The State of Hawaii zoned for agricultural use land that it knew was not viable or appropriate for such use. At the property owner’s request, it rezoned it for urban use but, after Plaintiff Bridge Aina Le‘a began developing it, the State illegally (as the Hawaii Supreme Court later held) “reverted” the land to agricultural use. A jury found this to be a 5th Amendment taking under this Court’s standards in both Lucas v. South Carolina Coastal Council, 505 U.S. 1003 (1992) and Penn Central Transp. Co. v. City of New York, 438 U.S. 104 (1978). The Ninth Circuit reversed, in an opinion which effectively eliminates property owners’ ability to recover for temporary regulatory takings of property[.]
Here's a summary of the Reply's arguments:
What stands out starkly in the State of Hawaii Land Use Commission (LUC)’s Brief in Opposition is its inability to discuss any of the legal issues without relying on the 9th Circuit’s usurpation of the jury’s fact finding and consequent violation of the 7th Amendment’s Re-examination Clause.
This distortion of the case starts on page 1 and continues throughout the brief. See discussions of what the 9th Circuit “found” (pp. 3, 17, 22, 24), or what “finding” the 9th Circuit made (pp. 3, 22, 24), or noting that the issues are “fact-bound” (pp. 1, 2, 4, 22, 32, 33), without acknowledging that the making of “findings” and resolution of “fact-bound” questions is the province of the jury in takings cases—as this Court held in City of Monterey v. Del Monte Dunes, 526 U.S. 687 (1999)—not the reviewing court.
Contrary to LUC’s attempt to reframe the Petition, the issue here is not whether the Court should correct the way the 9th Circuit acted under Fed.R.Civ.P. 50. That issue, in the ubiquitous words of LUC, would not be “cert-worthy.” The cert-worthy issue is whether the 9th Circuit violated the 7th Amendment by redeciding factual issues (and making credibility determinations and reweighing evidence in a manner precluded by Reeves v. Sanderson Plumbing Products, Inc., 530 U.S. 133, 150-151 (2000)) on which the jury has the decisive voice.

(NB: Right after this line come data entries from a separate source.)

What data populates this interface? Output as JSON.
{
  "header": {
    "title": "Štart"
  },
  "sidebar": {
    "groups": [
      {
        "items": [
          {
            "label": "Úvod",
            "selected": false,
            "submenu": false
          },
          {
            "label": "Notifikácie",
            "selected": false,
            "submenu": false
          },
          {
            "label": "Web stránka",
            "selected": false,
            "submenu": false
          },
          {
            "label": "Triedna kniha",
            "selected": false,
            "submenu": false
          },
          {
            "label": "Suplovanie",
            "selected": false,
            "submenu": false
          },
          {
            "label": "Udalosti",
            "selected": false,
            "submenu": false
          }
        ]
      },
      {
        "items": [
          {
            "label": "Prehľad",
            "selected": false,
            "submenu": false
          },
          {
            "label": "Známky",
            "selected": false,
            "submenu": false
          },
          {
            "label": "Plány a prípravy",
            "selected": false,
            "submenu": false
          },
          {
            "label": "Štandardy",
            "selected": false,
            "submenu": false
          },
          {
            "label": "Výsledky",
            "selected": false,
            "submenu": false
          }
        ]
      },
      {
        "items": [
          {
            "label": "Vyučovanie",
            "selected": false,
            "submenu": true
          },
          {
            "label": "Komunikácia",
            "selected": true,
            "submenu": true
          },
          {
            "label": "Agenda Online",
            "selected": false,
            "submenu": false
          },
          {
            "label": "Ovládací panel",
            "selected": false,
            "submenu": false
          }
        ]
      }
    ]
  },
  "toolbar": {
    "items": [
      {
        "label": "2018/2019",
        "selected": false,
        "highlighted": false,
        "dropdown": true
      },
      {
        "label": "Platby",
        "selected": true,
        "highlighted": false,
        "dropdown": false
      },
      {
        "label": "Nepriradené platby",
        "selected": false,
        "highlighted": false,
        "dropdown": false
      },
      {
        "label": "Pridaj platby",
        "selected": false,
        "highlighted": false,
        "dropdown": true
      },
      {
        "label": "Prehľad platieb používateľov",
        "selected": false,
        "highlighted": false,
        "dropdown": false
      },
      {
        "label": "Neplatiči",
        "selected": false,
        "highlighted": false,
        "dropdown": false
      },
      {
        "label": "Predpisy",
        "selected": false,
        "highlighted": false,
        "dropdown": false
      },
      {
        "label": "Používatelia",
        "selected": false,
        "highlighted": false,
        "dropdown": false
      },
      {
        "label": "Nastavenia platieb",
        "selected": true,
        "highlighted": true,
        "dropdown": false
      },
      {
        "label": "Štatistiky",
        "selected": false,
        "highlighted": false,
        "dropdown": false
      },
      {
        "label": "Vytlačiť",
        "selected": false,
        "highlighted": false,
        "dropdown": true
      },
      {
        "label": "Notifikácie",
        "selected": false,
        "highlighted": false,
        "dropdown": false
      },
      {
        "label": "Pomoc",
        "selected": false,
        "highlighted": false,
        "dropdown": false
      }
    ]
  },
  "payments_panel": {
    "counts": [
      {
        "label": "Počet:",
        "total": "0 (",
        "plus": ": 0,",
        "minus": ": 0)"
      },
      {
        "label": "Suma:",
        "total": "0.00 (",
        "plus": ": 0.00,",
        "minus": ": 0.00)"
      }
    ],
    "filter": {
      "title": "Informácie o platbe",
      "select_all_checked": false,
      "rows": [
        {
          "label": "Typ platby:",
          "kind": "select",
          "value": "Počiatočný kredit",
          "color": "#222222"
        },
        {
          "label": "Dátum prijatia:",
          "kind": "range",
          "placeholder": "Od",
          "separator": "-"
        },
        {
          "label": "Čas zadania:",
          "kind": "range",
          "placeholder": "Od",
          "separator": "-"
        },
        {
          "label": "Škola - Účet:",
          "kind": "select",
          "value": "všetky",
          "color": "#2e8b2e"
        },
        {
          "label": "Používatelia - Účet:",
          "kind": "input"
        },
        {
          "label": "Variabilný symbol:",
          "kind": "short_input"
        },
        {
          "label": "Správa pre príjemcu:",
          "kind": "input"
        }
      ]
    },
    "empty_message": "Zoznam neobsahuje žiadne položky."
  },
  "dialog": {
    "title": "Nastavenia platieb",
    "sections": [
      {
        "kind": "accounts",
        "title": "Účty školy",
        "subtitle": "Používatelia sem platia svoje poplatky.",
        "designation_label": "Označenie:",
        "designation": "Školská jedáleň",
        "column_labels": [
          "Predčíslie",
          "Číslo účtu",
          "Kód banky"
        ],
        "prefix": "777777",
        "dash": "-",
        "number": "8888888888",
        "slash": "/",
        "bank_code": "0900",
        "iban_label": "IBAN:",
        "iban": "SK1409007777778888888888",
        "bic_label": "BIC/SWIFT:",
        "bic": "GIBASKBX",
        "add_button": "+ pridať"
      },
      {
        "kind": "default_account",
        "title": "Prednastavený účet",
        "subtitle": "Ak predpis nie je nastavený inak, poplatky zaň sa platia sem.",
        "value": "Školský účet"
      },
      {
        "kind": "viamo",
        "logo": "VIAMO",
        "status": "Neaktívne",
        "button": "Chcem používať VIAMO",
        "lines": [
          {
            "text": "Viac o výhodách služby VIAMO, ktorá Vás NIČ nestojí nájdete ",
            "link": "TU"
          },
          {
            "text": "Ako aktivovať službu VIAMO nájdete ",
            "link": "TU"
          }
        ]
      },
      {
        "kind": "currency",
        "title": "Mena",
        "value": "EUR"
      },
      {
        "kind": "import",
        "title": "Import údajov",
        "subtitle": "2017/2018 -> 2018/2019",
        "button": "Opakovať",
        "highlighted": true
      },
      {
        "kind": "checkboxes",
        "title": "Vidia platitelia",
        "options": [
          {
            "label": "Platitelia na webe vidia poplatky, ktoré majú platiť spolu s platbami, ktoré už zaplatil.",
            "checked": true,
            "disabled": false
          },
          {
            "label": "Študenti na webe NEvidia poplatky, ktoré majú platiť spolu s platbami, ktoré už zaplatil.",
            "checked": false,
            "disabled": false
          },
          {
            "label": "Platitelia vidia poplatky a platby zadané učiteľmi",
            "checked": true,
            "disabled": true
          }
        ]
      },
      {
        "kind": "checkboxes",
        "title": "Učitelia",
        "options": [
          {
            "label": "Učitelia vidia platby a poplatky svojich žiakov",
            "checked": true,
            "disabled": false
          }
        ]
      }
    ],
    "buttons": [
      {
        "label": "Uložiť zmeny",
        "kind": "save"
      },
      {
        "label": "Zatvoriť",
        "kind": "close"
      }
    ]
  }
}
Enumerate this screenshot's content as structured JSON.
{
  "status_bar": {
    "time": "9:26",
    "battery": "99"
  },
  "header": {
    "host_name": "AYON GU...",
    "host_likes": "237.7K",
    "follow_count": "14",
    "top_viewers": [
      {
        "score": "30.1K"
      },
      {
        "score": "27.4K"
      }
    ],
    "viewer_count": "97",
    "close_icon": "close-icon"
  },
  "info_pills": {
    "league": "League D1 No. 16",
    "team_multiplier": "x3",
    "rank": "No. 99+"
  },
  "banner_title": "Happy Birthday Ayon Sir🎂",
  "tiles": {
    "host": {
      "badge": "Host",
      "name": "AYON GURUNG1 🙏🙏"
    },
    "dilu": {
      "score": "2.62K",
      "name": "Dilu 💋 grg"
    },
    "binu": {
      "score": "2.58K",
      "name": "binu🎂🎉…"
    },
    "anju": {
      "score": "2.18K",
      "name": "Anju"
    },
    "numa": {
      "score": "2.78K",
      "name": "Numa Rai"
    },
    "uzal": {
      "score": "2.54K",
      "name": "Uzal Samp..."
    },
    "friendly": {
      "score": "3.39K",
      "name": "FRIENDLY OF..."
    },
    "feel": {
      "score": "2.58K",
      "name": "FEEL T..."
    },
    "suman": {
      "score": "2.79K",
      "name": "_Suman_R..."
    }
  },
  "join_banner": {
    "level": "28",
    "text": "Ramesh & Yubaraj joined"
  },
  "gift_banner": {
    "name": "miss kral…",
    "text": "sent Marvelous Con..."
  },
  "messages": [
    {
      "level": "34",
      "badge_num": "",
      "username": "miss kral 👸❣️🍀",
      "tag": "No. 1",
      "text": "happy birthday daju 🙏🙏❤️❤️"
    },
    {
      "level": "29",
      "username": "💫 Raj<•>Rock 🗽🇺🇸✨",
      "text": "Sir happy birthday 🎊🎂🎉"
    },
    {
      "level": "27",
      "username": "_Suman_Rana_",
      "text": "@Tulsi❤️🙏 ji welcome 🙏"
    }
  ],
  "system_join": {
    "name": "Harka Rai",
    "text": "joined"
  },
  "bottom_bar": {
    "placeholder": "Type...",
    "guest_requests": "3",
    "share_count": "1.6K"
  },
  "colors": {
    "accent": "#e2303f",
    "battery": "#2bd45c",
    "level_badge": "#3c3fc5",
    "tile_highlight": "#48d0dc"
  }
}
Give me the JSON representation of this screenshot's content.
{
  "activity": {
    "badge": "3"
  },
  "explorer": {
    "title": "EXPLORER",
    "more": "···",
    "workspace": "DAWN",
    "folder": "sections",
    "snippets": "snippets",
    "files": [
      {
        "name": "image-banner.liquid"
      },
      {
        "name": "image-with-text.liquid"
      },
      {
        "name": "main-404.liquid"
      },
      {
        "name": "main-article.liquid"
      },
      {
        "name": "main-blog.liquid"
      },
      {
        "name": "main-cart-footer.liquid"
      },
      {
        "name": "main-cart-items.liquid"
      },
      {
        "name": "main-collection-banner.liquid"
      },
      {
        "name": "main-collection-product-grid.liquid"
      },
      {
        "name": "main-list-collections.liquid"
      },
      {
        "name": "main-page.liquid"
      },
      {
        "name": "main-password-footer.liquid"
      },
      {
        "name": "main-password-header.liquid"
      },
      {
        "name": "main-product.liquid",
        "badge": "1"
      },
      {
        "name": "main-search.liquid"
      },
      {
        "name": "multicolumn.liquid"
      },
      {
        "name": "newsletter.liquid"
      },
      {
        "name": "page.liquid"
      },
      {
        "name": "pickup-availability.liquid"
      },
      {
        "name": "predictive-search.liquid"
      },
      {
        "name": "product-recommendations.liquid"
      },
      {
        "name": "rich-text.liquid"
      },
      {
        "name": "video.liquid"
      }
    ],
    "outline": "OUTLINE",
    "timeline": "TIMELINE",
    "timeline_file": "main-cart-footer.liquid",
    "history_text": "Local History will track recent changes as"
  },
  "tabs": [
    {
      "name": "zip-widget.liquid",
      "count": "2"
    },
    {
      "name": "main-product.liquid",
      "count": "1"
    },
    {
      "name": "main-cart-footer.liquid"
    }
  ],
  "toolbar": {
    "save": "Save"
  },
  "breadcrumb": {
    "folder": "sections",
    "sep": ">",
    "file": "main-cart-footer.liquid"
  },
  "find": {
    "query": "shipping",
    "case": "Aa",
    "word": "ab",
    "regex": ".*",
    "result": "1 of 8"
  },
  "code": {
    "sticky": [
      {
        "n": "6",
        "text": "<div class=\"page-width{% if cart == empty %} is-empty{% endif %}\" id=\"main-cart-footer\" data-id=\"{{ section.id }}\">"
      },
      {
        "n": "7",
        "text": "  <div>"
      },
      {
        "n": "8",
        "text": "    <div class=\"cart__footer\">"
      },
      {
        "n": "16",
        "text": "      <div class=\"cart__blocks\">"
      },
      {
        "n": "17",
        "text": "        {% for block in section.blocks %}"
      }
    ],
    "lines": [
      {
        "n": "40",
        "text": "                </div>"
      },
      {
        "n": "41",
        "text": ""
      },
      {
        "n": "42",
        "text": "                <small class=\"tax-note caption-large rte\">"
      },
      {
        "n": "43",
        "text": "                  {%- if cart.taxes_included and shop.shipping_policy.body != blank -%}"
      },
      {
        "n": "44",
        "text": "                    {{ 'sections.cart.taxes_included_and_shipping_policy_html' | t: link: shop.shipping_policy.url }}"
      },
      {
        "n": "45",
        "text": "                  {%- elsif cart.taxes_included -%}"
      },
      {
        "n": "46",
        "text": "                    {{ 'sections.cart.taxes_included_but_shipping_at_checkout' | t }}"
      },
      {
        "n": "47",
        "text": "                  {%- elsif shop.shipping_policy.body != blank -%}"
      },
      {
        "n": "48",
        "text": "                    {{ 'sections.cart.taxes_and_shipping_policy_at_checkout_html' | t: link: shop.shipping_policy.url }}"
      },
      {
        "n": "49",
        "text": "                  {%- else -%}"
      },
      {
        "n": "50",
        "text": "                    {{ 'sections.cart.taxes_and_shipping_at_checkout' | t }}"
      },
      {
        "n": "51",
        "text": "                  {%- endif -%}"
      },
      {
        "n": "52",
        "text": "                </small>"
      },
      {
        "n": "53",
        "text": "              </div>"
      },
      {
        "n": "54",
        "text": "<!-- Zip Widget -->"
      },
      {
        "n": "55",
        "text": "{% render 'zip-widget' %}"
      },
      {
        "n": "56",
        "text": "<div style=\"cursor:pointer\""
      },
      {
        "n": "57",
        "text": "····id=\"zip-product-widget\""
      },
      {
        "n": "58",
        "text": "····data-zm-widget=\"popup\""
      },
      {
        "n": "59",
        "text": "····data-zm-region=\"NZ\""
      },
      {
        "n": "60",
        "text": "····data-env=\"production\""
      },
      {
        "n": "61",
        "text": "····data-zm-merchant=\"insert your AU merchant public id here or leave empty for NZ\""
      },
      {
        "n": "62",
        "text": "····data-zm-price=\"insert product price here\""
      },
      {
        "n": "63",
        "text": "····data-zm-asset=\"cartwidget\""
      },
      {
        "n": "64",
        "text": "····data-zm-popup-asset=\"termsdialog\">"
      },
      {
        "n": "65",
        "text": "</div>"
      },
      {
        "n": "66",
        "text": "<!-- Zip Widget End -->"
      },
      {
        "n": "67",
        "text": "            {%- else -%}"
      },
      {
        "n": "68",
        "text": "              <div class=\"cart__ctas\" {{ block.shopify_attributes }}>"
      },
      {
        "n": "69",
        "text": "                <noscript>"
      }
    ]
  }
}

Beyond that overreaching by the 9th Circuit, the Petition demonstrated the legal problems in applying this Court’s directions in Lucas v. South Carolina Coastal Council, 505 U.S. 1003 (1992) and Penn Central Transp. Co. v. City of New York, 438 U.S. 104 (1978). The 9th Circuit purported to apply those decisions by requiring a total wipeout in value before either of them would authorize the finding of a 5th Amendment taking. If that is the law, then this Court wasted time and energy in writing those opinions and property rights are once again relegated to the status of a “poor relation” to other guarantees in the Bill of Rights. See Dolan v. City of Tigard, 512 U.S. 374, 392 (1994).
Reply at 1-2 (footnote omitted).
Stay tuned, we shall bring you developments as they happen.
PDF: Reply in Support of Petition for a Writ of Certiorari, Bridge Aina Lea, LLC v. State of Hawaii Land Use